▶ Website and app data records
● ● ● ● ● ● ●

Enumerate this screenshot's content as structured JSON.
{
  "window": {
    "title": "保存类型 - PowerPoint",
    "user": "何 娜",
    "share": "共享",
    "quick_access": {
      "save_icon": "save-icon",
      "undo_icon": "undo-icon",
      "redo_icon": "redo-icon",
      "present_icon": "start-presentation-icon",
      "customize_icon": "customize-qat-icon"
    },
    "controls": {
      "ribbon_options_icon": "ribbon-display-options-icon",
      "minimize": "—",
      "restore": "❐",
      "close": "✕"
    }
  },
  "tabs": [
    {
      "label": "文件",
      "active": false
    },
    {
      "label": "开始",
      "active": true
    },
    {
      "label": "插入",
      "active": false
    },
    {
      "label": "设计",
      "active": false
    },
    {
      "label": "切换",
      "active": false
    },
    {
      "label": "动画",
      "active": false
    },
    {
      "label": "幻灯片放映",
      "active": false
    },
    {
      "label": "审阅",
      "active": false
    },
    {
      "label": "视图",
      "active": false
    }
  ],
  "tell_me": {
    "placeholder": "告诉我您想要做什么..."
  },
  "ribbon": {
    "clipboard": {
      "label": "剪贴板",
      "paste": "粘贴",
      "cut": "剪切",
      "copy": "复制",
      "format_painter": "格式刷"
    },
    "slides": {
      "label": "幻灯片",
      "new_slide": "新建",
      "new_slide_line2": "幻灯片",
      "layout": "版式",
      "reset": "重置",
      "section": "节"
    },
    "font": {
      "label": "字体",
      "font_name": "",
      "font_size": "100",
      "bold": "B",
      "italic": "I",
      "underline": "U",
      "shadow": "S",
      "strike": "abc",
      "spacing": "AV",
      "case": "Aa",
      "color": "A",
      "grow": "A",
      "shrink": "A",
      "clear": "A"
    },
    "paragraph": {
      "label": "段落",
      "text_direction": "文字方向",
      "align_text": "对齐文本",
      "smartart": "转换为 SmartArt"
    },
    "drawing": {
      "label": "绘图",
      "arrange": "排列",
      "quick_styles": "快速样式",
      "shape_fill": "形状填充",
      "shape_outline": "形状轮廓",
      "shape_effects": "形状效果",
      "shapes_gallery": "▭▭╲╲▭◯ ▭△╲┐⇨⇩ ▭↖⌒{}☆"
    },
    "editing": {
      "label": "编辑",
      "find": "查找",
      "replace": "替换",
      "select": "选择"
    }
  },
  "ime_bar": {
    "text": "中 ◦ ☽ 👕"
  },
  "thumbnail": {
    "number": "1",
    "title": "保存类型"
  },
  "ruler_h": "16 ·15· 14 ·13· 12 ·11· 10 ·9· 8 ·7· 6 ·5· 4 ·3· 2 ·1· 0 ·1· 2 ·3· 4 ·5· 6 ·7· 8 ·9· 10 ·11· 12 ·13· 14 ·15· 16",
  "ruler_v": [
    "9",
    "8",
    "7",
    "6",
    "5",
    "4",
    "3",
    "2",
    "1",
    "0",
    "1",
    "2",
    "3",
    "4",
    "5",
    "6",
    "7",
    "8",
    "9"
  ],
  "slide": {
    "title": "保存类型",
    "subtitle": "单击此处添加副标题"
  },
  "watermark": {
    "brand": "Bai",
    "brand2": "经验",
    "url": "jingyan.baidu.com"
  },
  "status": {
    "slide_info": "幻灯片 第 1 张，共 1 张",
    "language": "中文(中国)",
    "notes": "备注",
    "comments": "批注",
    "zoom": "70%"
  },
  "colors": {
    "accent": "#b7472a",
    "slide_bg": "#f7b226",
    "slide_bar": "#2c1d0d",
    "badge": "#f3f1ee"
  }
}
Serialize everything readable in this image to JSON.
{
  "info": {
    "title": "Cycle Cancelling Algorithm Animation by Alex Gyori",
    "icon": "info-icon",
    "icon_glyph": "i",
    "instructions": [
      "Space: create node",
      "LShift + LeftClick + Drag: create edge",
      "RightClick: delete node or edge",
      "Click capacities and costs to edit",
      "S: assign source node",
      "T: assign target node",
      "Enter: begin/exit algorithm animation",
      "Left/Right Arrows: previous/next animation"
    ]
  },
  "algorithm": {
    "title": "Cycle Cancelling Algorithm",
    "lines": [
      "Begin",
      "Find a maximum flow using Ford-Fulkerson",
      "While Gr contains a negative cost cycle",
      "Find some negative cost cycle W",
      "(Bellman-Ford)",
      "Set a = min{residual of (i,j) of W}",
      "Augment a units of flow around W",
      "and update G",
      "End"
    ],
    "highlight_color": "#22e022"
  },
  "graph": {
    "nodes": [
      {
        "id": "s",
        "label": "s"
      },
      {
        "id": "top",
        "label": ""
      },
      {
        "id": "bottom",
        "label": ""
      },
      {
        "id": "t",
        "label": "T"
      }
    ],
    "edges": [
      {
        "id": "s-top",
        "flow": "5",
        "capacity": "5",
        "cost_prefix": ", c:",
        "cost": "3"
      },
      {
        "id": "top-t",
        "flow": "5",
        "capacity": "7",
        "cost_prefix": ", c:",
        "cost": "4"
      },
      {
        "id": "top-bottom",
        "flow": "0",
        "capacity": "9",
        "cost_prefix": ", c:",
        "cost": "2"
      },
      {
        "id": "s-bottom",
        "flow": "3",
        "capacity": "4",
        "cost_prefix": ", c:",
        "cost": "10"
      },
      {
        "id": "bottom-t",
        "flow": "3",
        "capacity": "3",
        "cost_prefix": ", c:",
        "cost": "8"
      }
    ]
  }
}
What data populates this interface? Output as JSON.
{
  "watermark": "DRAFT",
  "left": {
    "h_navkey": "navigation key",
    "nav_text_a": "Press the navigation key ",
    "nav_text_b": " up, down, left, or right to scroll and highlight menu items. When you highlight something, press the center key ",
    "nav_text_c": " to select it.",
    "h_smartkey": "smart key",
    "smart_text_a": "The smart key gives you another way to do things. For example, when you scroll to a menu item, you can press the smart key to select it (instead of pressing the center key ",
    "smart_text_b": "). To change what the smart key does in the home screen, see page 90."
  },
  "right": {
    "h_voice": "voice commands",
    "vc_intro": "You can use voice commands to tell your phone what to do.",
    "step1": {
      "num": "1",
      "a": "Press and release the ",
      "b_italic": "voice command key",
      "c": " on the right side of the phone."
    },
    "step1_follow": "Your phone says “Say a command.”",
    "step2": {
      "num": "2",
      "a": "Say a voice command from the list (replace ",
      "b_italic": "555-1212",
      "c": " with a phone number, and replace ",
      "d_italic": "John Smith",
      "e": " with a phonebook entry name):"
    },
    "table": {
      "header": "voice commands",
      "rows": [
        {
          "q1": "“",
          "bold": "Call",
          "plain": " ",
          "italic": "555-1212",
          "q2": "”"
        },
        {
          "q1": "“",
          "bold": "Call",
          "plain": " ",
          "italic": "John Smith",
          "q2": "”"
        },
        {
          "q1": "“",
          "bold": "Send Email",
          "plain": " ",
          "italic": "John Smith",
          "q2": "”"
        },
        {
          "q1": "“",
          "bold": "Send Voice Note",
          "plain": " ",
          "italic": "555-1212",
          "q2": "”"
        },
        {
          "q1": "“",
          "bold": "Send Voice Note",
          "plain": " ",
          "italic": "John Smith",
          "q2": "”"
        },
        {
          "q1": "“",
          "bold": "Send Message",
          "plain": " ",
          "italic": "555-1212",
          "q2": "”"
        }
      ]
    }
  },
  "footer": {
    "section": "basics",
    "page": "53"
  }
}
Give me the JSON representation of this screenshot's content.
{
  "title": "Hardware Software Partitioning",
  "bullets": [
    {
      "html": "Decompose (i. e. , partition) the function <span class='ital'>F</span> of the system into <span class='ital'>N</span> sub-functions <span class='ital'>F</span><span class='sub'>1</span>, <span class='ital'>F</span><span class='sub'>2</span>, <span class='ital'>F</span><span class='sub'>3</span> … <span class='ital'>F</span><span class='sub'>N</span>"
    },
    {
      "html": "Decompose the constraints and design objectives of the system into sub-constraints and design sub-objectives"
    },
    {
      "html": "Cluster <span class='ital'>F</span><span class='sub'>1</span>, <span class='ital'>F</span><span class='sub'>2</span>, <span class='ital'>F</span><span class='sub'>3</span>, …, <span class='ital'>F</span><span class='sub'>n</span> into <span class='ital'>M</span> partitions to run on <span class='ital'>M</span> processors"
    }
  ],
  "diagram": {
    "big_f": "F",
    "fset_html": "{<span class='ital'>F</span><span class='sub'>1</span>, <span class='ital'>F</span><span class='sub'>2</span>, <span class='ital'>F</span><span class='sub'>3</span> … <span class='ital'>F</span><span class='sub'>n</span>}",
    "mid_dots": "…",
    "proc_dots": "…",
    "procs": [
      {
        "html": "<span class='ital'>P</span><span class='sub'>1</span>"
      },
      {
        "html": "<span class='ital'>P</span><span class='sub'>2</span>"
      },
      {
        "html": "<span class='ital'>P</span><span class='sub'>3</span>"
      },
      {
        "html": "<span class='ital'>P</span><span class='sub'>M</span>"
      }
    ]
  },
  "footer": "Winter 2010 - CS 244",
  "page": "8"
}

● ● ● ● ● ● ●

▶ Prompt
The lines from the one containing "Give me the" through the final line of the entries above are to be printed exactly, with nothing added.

▶ Task solution
Give me the JSON representation of this screenshot's content.
{
  "title": "Hardware Software Partitioning",
  "bullets": [
    {
      "html": "Decompose (i. e. , partition) the function <span class='ital'>F</span> of the system into <span class='ital'>N</span> sub-functions <span class='ital'>F</span><span class='sub'>1</span>, <span class='ital'>F</span><span class='sub'>2</span>, <span class='ital'>F</span><span class='sub'>3</span> … <span class='ital'>F</span><span class='sub'>N</span>"
    },
    {
      "html": "Decompose the constraints and design objectives of the system into sub-constraints and design sub-objectives"
    },
    {
      "html": "Cluster <span class='ital'>F</span><span class='sub'>1</span>, <span class='ital'>F</span><span class='sub'>2</span>, <span class='ital'>F</span><span class='sub'>3</span>, …, <span class='ital'>F</span><span class='sub'>n</span> into <span class='ital'>M</span> partitions to run on <span class='ital'>M</span> processors"
    }
  ],
  "diagram": {
    "big_f": "F",
    "fset_html": "{<span class='ital'>F</span><span class='sub'>1</span>, <span class='ital'>F</span><span class='sub'>2</span>, <span class='ital'>F</span><span class='sub'>3</span> … <span class='ital'>F</span><span class='sub'>n</span>}",
    "mid_dots": "…",
    "proc_dots": "…",
    "procs": [
      {
        "html": "<span class='ital'>P</span><span class='sub'>1</span>"
      },
      {
        "html": "<span class='ital'>P</span><span class='sub'>2</span>"
      },
      {
        "html": "<span class='ital'>P</span><span class='sub'>3</span>"
      },
      {
        "html": "<span class='ital'>P</span><span class='sub'>M</span>"
      }
    ]
  },
  "footer": "Winter 2010 - CS 244",
  "page": "8"
}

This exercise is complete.